Tiger Woods crashed out of the British Open at the halfway stage after a second round 74 in Scotland on Friday.
An error-strewn display left the world number one on a two-round total of 145, five over par, one stroke above the cut mark and ten adrift of leaders Tom Watson and Steve Marino.
It was only the second time since he turned professional that Woods has missed the cut in a major tournament, the only precedent being the US Open in 2006 which he contested shortly after the death of his father, Earl.
There had been no hint of what was about to unfold as he followed six straight pars with a birdie at the long 7th hole to move to even par for the tournament -- a position from which he expected to mount a challenge to win.
But his round fell apart with a disastrous run of holes around the turn, with double bogeys on both the 10th and 13th ultimately proving fatal to his chances.
"There is no doubt I'm frustrated because I was playing well," Woods said afterwards. "After seven holes I was right there in the championship.
"I thought if could post level par for the round I would probably be in the top ten. But I didn't do that. I went the other way.
"I had a few really poor holes in a row. I hit a few bad shots. It just seemed to be problem after problem and I kept compounding it.
"It is very disappointing. I just did not play certain holes well enough."
Woods has won three tournaments since coming back from an eight-month lay-off for reconstructive surgery on his left knee.
But he has not been able to add to his haul of 14 majors after finishing tied for 6th in both The Masters and the US Open.
"I have just not played well enough in the majors this year," he said. "In all the majors I've won I've played cleanly in all four rounds and I just haven't done it this year.
"I was on the range yesterday and I felt good. I was hitting it well. But unfortunately it was not to be today."
After bogeys on both the 8th and 9th, Woods sent his drive at the 10th flying into the long grass. With the help of dozens of spectators two balls were found but neither was the one they were looking and he was forced to mark his card with a double bogey six.
The situation was not totally desperate at that stage with the American then only four over -- right on the projected cut mark.
But a bogey on the 12th, where his drive ended in a fairway bunker, was followed by a second double bogey on the 13th.
The best golfer on the planet watched in disbelief as his chip failed to make it up the slope on the back edge of the green and rolled all the way back down. Woods then hit a poor approach putt and was unable to hole out from 15 feet.
A good approach to the 16th set up a 25-foot birdie putt which Woods holed to give himself a fighting chance of survival.

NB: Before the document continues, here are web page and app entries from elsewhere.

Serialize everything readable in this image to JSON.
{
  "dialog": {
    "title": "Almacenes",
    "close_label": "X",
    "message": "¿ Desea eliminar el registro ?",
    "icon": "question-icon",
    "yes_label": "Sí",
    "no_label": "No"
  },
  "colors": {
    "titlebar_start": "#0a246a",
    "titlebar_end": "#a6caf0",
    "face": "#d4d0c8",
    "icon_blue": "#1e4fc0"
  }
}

At the 17th, he had a lucky break when his second shot took a kindly bounce over the huge bunker at the front left of the green, the ball coming to rest just off the back edge, from where he was able to get up and down to get back to five over.
That meant a birdie at the last would enable him to squeeze into the last two rounds but a slightly over-hit approach meant he had to play a good chip to salvage a par that was just not good enough.